Womp womp. This is an area have I no familiarity with and exhausted my attempts. As time permits, I’d like to revisit this and dig more into the Messaging Application Programing Interface (MAPI) API.
While I wasn’t able to get any points for this question, I took the opportunity to take few additional (unlimited) guesses during week 3.
Using MFCMAPI.x64.exe, I can preview the properties the .msg file.
After a handful of guesses, 0x001A for PR_MESSAGE_CLASS, is the correct answer. But why?
That’s nice to know, but what causes the envelope to show up? Google: “pr_message_class envelope”
With Outlook open and OutlookSpy installed, I open the email to check it out and edit it. OutlookSpy | IMessage | GetProps.
After I edited the property to a known value, “IPM.Note,” the envelope disappears.
I’m not clear what would cause that in a typical environment.

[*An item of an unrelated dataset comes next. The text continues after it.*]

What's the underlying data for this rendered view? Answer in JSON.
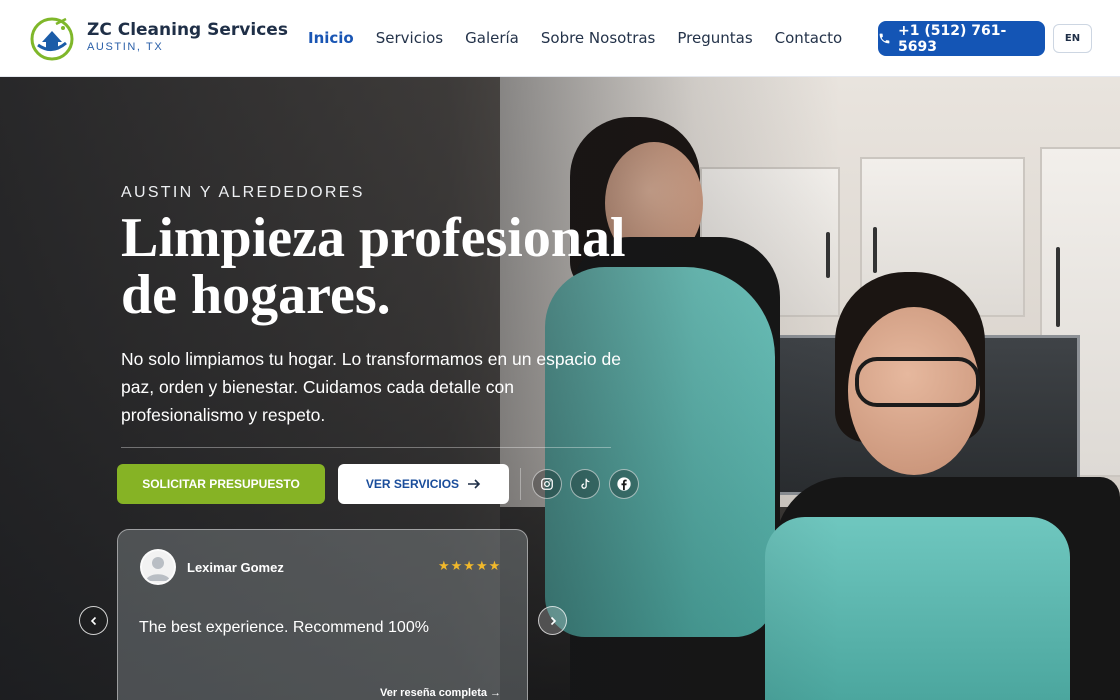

I gather that the key here is if you recognize what is “normal”, you’d be able to see that value standout as an anomaly.
I hashed the contents of the decompressed .pdf for my first attempt. That was wrong.
After reading the contents of the email, I find there’s an apparent problem with the .zip file. The comment about the file’s first 24 bytes appeared to be a hint. When decompressing the file, the .pdf is not readable. Ah, okay. I’m tracking now.
I started with comparing the corrupt .zip file, and a known good .zip file. I looked for 0x00 values within the first 24 bytes. For simplicity, I used the evidence object already provided. I selected View | Synchronize & Compare in X-Ways Forensics. I noted that the offsets 18-21 might be different.
What sort of structure does a .zip typical have? Florian Buchholz has documentation on that, which notes that offsets 18-21 represent the compressed size of the file in little-endian.
GOAT.zip is 369,547 bytes. What’s that in hex (little-endian)? Using the programmer calculator, it’s 0x8BA305. I’ll need to try it by editing the file with a hex editor.
I already have the original evidence object saved locally to open it in WinHex. But if I didn’t, I would I select Recovery/Copy from the Directory Browser.
With GOAT.zip open in WinHex, I make the change to offsets 18 and 19.
After adding the edited file back into XWF, I’m now able to preview the file, GOAT.pdf.
Knowing that I’m able to preview it, I just have to hash the file.
From the Directory Browser, I can use the context menu to take a refined volume snapshot to compute the MD5 hash.
After a quick hash calculation, I can now copy it from the context menu.